MINNEAPOLIS - Divers found another body Friday in the wreckage of the interstate bridge, bringing the death toll from last week's collapse to at least eight.

The latest body was found about noon. The pace of recovery has quickened since Navy divers joined an effort led for most of the first week by local dive teams.

At least two bodies, and possibly a third, were recovered Thursday. Authorities were working to identify the most recently recovered remains.

Five people were known dead soon after the Aug. 1 collapse, but eight more were listed as missing and presumed dead. The only recovered victim to be identified this week, 47-year-old Peter Hausmann of Rosemount, was on that list.

As the search operation continued, U.S. Transportation Secretary Mary Peters said she would make $50 million immediately available to help Minnesota authorities with the recovery operation and cleanup.

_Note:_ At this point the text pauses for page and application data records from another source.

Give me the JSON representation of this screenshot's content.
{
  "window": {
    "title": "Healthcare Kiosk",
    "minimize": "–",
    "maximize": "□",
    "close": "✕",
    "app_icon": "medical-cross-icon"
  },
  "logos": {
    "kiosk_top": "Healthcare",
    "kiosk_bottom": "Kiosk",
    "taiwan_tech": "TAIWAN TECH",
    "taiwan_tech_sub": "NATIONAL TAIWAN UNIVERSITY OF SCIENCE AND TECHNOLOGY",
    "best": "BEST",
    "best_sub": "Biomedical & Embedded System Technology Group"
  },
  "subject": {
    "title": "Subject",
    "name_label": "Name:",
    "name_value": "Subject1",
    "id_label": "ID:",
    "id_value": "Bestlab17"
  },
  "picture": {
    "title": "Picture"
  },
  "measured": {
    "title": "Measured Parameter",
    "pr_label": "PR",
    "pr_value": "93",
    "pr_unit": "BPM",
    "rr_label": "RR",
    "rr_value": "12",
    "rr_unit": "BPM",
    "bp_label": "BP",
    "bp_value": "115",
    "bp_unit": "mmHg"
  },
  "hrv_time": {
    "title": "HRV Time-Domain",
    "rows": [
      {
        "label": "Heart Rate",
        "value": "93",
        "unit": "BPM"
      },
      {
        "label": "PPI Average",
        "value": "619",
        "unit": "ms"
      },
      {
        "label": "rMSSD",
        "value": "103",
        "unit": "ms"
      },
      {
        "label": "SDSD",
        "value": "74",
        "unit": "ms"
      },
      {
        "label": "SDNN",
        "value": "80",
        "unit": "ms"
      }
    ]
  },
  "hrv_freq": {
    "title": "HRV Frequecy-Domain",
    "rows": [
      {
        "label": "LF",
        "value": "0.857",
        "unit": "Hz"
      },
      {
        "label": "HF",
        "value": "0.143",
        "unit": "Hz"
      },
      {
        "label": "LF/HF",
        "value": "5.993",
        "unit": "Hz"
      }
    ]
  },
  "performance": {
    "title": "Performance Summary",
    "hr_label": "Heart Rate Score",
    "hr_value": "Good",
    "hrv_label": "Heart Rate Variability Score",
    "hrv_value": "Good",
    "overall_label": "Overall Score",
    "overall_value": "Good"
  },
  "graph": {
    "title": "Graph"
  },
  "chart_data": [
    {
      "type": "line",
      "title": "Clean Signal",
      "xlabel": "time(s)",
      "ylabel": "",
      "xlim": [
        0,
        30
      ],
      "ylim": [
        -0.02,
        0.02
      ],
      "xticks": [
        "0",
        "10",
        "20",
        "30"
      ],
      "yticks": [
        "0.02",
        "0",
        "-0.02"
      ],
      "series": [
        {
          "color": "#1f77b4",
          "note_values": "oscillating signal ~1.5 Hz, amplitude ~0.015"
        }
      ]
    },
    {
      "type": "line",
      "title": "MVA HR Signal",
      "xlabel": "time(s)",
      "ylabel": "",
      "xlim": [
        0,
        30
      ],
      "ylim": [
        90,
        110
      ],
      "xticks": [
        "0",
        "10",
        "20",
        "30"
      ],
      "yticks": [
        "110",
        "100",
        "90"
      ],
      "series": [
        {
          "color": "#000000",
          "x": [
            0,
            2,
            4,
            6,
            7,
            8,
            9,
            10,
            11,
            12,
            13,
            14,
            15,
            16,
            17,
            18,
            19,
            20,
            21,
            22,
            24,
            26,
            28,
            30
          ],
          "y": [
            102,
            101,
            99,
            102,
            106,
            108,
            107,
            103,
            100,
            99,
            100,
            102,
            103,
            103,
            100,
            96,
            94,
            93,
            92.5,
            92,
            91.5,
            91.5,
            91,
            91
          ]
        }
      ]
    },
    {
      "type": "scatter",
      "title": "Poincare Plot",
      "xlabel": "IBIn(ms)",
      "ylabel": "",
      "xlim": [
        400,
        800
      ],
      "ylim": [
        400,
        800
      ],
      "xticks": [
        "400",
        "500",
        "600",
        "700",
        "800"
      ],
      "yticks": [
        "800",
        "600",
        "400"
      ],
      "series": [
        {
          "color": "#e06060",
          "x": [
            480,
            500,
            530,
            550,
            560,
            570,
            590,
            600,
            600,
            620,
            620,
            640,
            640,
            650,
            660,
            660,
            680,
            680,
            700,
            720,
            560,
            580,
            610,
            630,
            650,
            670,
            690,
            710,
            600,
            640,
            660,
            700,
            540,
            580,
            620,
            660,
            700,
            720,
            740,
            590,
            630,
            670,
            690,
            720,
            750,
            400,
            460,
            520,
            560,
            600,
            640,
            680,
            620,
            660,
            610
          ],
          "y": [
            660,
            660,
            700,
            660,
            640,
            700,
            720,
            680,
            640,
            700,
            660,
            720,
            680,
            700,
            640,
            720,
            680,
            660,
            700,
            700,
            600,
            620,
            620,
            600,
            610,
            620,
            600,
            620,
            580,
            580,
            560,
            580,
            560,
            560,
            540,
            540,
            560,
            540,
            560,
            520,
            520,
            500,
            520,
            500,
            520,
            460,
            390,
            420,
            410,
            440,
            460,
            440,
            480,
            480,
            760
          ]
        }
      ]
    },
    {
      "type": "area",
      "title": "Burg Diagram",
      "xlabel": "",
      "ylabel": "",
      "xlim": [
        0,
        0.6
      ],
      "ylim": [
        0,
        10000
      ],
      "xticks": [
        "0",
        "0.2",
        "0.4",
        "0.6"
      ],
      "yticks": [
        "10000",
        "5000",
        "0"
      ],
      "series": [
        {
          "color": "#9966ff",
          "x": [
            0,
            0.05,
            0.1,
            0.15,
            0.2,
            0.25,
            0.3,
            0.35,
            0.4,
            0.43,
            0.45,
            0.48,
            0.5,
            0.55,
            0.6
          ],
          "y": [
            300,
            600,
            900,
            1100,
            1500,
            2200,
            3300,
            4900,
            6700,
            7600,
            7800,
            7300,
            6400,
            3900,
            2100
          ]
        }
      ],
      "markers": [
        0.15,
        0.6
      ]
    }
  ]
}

The funds are an advance on $250 million approved by Congress but not yet appropriated. They come on top of $5 million in emergency federal aid pledged right after the disaster, and another $5 million to help the local public transit system handle the loss of the heavily used Interstate 35W bridge.

'We want to make sure the state has the resources to move forward,' Peters said at a news conference near the wreckage.

National Transportation Safety Board Chairman Mark Rosenker said investigators obtained a still photograph of the bridge Thursday from someone flying overhead before it fell. He said the picture clearly showed where loads and equipment were located on the bridge and will help with the analysis of what caused the collapse.

Rosenker said that if investigators identify any 'glaring safety gap' that might apply to other bridges they would alert authorities around the country to prevent a similar tragedy.

Navy divers went back into the water around sunrise Friday, said Senior Chief Dave Nagle, spokesman for the dive team. 'Since we've been here for a few days, they've got a good feel for the area - some of the places where it is pretty challenging to move around,' he said.

On Thursday, the body of Hausmann was the first to be recovered. Divers later found more remains initially thought to have belonged to one person, but authorities later said they may have belonged to two others. Authorities were still working Friday to identify them.

'The additional remains appear to probably represent more than one individual,' Medical Examiner Andrew Baker said Thursday night.

Baker said it might become more difficult to positively identify remains now that they've been in the water more than a week. He said dental records and DNA evidence would be used if needed.

The list of missing included a pregnant nursing student and her 2-year-old daughter, and another woman and her adult son, who has Down syndrome. Nine survivors remained hospitalized Friday.